Yesterday when I went to bed, I did not want to write a blog post today. I knew that I should, and I knew that I was probably going to, but that didn’t increase my desire. When I got up this morning though, I had new energy. I knew what I wanted to talk about. It was the words that my mother has said at least a hundred times:
“You just need to keep moving forward.”
I went over to my brother’s apartment at around eleven, only to stay there until after three. My prospects of actually getting this blog post finished for my goal was waning. I still wasn’t sure what I actually wanted to say.
Awhile after I had returned home, my pocket buzzed. It was Mom asking who had died. I had gotten a notification saying that Barbara Sinatra (the wife of Frank Sinatra) had died. I assumed that it was that. Mom said no and informed me that a boy in my graduating class had just passed away. It took me some time to find out who it was. I was in a slight panic. I have never had anyone I was extremely close to pass away before. With a graduating class of less than five hundred, most everyone knows everyone. The panic dissipated when I found out. He was someone I had classes with, but had never really talked to. Yet it was quickly replaced with the sick misery that is all too familiar for my school. Last October we lost a teacher and a student within days of each other. If there is one thing I have found living in a small town, it is that if something like this doesn’t directly affect you, it does to your friends.
I have tried to keep religion mostly out of my blog, in order to make it as relatable as possible. It is impossible for me to express my thoughts even at mediocre manner without incorporating my personal religious beliefs.

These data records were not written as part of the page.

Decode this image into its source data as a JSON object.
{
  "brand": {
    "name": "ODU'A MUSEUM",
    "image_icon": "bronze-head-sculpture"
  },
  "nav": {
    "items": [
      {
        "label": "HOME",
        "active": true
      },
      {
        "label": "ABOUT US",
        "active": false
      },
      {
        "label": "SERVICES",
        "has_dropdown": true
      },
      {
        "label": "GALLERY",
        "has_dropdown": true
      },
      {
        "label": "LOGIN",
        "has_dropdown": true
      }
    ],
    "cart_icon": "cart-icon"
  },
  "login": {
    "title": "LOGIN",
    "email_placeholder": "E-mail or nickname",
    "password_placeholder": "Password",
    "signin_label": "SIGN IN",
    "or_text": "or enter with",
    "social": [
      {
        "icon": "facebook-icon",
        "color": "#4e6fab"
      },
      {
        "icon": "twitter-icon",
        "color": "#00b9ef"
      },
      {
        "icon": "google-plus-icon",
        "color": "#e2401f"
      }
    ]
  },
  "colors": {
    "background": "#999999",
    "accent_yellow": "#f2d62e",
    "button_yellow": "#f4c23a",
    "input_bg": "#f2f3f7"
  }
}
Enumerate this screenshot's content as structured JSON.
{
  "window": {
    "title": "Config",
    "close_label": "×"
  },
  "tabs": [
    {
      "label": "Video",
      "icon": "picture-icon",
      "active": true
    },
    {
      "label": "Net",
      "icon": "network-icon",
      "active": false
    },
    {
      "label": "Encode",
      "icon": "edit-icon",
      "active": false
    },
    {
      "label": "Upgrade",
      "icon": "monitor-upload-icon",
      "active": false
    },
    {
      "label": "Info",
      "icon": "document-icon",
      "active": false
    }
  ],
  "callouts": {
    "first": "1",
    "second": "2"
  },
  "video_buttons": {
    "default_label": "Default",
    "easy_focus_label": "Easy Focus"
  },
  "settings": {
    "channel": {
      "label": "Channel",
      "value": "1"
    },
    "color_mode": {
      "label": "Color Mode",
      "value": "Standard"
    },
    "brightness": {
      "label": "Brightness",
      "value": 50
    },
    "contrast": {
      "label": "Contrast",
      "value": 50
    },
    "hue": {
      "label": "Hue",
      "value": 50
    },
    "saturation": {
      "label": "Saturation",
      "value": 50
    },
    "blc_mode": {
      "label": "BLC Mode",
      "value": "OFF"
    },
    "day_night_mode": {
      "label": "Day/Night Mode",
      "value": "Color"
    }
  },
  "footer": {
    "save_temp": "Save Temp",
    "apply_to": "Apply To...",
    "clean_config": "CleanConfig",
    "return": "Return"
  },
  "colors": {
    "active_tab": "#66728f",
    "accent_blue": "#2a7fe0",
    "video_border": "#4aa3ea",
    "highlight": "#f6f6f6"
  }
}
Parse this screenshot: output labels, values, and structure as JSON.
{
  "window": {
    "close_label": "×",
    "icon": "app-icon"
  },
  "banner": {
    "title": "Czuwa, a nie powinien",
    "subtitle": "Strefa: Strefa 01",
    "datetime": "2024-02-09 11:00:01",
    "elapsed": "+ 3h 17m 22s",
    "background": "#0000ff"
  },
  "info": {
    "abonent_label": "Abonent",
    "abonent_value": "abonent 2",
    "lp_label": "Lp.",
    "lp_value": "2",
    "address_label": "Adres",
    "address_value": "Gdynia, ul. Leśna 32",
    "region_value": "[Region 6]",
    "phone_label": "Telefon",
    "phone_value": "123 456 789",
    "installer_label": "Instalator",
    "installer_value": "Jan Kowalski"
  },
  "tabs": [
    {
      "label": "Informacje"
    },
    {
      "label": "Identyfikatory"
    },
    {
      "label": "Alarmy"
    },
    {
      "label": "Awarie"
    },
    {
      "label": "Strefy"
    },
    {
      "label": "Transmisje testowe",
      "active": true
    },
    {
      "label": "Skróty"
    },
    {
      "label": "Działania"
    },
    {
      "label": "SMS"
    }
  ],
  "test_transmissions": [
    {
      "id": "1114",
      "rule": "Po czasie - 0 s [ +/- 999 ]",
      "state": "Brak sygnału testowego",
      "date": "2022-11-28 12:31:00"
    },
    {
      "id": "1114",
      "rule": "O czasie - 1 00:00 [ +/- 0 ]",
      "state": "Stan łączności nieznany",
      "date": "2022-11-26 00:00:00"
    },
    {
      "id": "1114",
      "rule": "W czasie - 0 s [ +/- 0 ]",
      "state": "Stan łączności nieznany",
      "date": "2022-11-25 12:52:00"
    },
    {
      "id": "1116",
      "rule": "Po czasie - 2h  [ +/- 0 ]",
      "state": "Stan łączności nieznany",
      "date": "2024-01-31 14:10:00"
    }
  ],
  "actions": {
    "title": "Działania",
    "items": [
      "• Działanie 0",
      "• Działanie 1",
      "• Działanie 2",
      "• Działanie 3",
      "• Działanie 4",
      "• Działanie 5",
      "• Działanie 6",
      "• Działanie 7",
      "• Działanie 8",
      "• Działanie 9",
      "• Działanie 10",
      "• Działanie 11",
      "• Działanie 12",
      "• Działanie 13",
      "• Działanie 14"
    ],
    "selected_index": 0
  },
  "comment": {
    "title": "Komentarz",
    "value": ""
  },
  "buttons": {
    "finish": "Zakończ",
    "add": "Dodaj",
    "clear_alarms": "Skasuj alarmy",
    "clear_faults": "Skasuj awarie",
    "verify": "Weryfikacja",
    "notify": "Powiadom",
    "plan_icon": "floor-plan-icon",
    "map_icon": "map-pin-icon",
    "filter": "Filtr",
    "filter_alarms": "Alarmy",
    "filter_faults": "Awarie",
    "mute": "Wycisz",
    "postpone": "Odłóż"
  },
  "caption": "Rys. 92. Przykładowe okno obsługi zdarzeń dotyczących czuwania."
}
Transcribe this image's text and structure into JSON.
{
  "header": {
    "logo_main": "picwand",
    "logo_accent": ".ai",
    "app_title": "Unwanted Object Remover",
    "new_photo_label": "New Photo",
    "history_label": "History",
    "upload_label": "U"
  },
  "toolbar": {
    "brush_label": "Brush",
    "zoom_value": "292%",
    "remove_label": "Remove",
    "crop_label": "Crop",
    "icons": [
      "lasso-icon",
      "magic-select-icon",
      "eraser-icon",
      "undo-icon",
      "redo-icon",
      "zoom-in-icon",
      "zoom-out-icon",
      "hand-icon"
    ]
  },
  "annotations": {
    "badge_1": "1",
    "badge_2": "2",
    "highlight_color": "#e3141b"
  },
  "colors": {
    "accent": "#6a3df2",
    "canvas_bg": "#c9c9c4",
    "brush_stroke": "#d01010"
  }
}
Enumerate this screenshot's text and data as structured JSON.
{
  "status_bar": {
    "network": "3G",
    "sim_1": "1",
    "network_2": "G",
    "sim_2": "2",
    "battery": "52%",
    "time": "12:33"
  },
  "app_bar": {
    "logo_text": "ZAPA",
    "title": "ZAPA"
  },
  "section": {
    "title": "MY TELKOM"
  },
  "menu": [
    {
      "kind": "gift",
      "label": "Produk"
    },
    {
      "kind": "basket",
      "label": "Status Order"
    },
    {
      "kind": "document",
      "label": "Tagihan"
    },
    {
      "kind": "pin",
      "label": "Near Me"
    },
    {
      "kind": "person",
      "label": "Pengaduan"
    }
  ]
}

I remember when I was about thirteen years old, one of my church youth group leaders telling us about how she had gotten through a difficult time. Her parents divorced. It was incredibly difficult for her, but she was married and had a young daughter. She continued to keep a schedule with her daughter, making sure her needs were met. She told us that her therapist attributed her not going into deep depression to this. That was a story that has always stuck with me. It has something to do with knowing you are part of something bigger than yourself.
When I heard of my classmate’s passing, I thought that it might not be the right time to talk about moving forward. When there are family and friends grieved, who are you to tell them to get over losing a precious soul. Then I thought of the famously short scripture found at John 11:35 :
I came to realize that in this scripture lies the key. This is the story where Christ raises Lazarus from the dead. There isn’t necessarily a reason why he should be sad. Christ knows that in a few short minutes, Lazarus will be up and about. Yet when Martha takes him to where Mary and other Jews are weeping, he weeps along side with them. Christ shows that even when He knows that we will rise again, He also knows that it is difficult now. It is okay to take the moment to be sorrowful. What is important is that we do not allow for the sorrow to take over us and stop us from progressing. After Jesus wept, he raised Lazarus. After the Pharisees heard and decided they wanted to kill Jesus, He went to Ephraim and “there continued with his disciples”.
We may not get our brother back, we may not get our friend right now. But the fact that there is life after death, the fact that the sun will raise to see another morning should give us the comfort to weep and there continue.
There will always be those who will be there to help. There will always be those who love you. Though there may not be the chance to go back, there is always the opportunity to move forward. My thoughts and prayers are with my classmate’s dear family and friends. To feel pain is to be alive.